(Extracted information Opens)

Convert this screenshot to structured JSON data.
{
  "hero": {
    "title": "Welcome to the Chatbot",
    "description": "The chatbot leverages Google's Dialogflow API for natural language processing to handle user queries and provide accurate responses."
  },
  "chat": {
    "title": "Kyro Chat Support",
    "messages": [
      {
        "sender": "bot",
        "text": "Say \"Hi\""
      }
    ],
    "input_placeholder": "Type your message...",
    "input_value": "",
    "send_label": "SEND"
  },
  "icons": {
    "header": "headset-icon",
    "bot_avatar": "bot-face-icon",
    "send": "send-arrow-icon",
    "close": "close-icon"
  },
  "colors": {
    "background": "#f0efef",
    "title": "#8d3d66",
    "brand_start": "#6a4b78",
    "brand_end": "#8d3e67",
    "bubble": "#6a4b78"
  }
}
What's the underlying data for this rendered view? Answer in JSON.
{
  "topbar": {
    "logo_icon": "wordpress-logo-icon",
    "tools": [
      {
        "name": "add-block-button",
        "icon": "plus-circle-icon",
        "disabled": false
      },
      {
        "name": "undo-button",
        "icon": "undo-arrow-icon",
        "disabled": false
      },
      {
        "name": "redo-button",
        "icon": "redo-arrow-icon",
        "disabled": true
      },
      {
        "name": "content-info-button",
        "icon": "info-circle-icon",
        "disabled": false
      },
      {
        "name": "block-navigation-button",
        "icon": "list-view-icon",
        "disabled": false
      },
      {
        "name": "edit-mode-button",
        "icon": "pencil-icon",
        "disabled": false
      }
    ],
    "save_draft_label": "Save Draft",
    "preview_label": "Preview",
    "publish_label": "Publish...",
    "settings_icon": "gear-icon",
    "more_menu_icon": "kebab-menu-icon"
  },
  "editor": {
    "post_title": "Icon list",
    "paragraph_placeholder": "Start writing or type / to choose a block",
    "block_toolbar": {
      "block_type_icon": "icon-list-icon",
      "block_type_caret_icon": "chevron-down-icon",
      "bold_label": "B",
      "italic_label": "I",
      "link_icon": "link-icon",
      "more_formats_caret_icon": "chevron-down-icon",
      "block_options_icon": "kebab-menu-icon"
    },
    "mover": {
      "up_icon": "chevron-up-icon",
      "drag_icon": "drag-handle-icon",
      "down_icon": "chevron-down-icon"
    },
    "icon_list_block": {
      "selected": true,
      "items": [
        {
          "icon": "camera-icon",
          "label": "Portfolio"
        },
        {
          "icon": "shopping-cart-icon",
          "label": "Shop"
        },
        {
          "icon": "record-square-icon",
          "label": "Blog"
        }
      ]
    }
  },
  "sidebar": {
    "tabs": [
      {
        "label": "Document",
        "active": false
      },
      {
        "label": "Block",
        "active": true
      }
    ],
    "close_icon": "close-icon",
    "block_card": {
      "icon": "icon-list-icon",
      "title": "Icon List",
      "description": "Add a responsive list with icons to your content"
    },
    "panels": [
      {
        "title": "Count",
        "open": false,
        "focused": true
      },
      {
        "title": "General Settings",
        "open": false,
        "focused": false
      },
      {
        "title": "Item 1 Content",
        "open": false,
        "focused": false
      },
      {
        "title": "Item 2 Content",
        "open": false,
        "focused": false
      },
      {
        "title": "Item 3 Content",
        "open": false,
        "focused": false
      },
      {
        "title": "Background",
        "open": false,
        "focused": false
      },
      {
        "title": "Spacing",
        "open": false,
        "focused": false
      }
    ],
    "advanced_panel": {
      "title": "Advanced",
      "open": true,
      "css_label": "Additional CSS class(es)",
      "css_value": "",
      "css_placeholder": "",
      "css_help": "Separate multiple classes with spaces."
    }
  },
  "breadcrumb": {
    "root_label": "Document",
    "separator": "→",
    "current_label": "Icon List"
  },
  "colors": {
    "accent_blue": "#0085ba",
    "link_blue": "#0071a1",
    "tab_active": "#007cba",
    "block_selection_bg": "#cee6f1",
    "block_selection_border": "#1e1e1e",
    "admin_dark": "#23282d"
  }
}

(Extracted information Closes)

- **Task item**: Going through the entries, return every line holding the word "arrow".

- **Answer below**:
    "send": "send-arrow-icon",
        "icon": "undo-arrow-icon",
        "icon": "redo-arrow-icon",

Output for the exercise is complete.